Among the most damning elements in the report was a firm condemnation of the planned network of 12 deradicalization centers, perhaps the most widely publicized — and criticized — element of the government’s push to combat homegrown extremism.
NSA snoops told: Get your checkbooks and pens ready for a cyber-weapon shopping spree
US Cyber Command boss lays out plans for next decade
NSA and US Cyber Command boss Mike Rogers has revealed the future direction of his two agencies – and for the private sector, this masterplan can be summarized in one word.
Speaking at the West 2017 Navy conference on Friday, Rogers said he is mulling buying up more infosec tools from corporations to attack and infiltrate computer networks. At the moment the online offensive wing of the US military develops most of its own cyber-weaponry, he claimed, and he figures the private sector has plenty to offer.
“In the application of kinetic functionality – weapons – we go to the private sector and say, ‘Build this thing we call a [joint directed-attack munition], a [Tomahawk land-attack munition].’ Fill in the blank,” he said.
“On the offensive side, to date, we have done almost all of our weapons development internally. And part of me goes – five to ten years from now is that a long-term sustainable model? Does that enable you to access fully the capabilities resident in the private sector? I’m still trying to work my way through that, intellectually.”
The stealth bomber can carry up to 40,000lb of weapons – including nukes.
Japanese Think Tank Argues for Moving Marines Off
TOKYO — The 31st Marine Expeditionary Unit could leave Okinawa without sacrificing its value as a security provider in the Asia-Pacific, a Japanese think tank said following a study of alternatives to building a new runway opposed by the island’s governor.
It’s a point of view speakers from the New Diplomacy Initiative, a Tokyo-based think tank, conceded wasn’t likely to sway the security establishment, during a press conference Friday.
However, the academics, journalists and a former government defense official argued that plans to build a new runway for Marine aircraft are so unpopular on Okinawa that they risk straining the broader U.S.-Japan security agreement.
Sea of Japan the next target for Chinese military
Confusion on Korean Peninsula fuels tension over sea
TETSURO KOSAKA, Nikkei senior staff writer
TOKYO — A growing Chinese military presence in the Sea of Japan is becoming an issue that Tokyo cannot overlook.
On Jan. 5, three Chinese naval vessels sailed through the Tsugaru Strait between Japan’s main island and the northernmost island of Hokkaido into the Sea of Japan. Four days later, a Chinese air force fleet entered the sea by flying over the waters between the southern Japanese island of Kyushu and the Korean Peninsula.
According to the Joint Staff of the Japanese Defense Ministry, the fleet consisted of six bombers, which are capable of carrying cruise missiles, an early warning aircraft and an intelligence-gathering plane.
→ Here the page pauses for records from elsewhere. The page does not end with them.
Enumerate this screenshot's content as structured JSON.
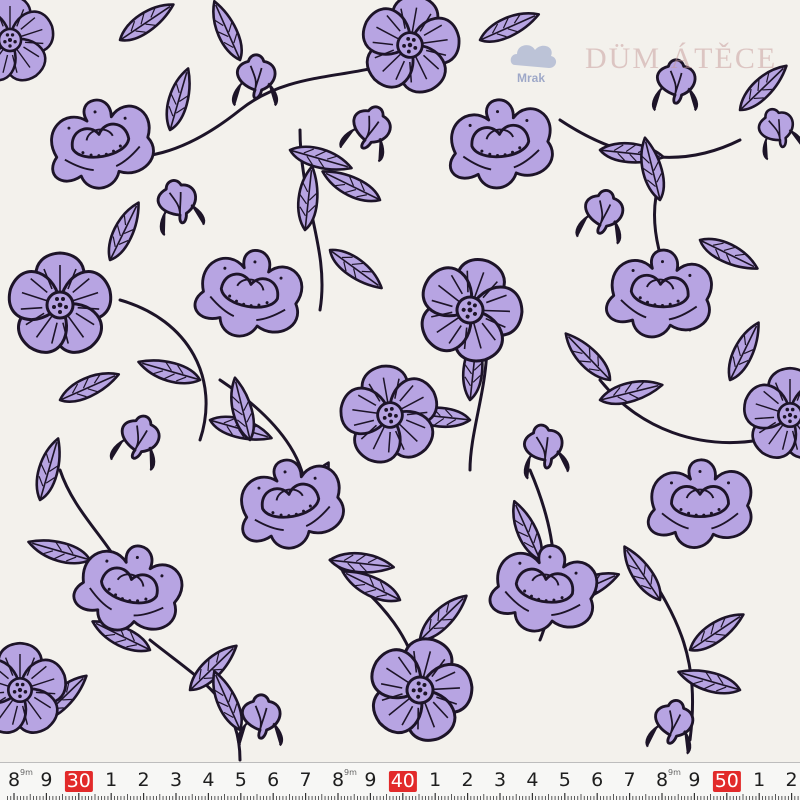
{
  "image": {
    "subject": "floral printed fabric swatch with measuring tape",
    "colors": {
      "background": "#f3f1ec",
      "petal_fill": "#b7a4e2",
      "shadow": "#8f7fc5",
      "outline": "#1d1428",
      "ruler_bg": "#f7f7f5",
      "ruler_major_marker": "#e22a2a"
    }
  },
  "watermark": {
    "logo_text": "Mrak",
    "brand_text": "DÜM ÁTĚCE"
  },
  "ruler": {
    "unit": "cm",
    "labels": [
      {
        "text": "8",
        "sub": "9m",
        "major": false
      },
      {
        "text": "9",
        "major": false
      },
      {
        "text": "30",
        "major": true
      },
      {
        "text": "1",
        "major": false
      },
      {
        "text": "2",
        "major": false
      },
      {
        "text": "3",
        "major": false
      },
      {
        "text": "4",
        "major": false
      },
      {
        "text": "5",
        "major": false
      },
      {
        "text": "6",
        "major": false
      },
      {
        "text": "7",
        "major": false
      },
      {
        "text": "8",
        "sub": "9m",
        "major": false
      },
      {
        "text": "9",
        "major": false
      },
      {
        "text": "40",
        "major": true
      },
      {
        "text": "1",
        "major": false
      },
      {
        "text": "2",
        "major": false
      },
      {
        "text": "3",
        "major": false
      },
      {
        "text": "4",
        "major": false
      },
      {
        "text": "5",
        "major": false
      },
      {
        "text": "6",
        "major": false
      },
      {
        "text": "7",
        "major": false
      },
      {
        "text": "8",
        "sub": "9m",
        "major": false
      },
      {
        "text": "9",
        "major": false
      },
      {
        "text": "50",
        "major": true
      },
      {
        "text": "1",
        "major": false
      },
      {
        "text": "2",
        "major": false
      }
    ]
  }
}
With an additional fighter jet as an escort and a refueling aircraft, the fleet could have been ready to bomb ground targets.
Pentagon Provided Intel for Iraqi Airstrikes in Syria
WASHINGTON (Sputnik) — Earlier in the day, Iraqi Prime Minister Haider Abadi announced the launch of airstrikes on Daesh in Syria. According to him, the operation was linked to recent Baghdad attacks.
“We were aware; we supported it as well with information,” Davis said when asked if the United States provided intelligence information to the Iraqi military.
The Iraqi strikes in Syrian Deir Ez-Zor province has been fully coordinated with the Syrian government, Al-Watan reported, citing a source, close to the Syrian Foreign Ministry earlier in the day.
The attack on terrorist positions in Syria’s Al Bukamal city near the border with Iraq has been carried out as a part of the operation to liberate Mosul, Iraq’s second largest city, which has been under Daesh’s control since June 2014. On Sunday, Abadi announced the start of the operations to free the western part of Mosul.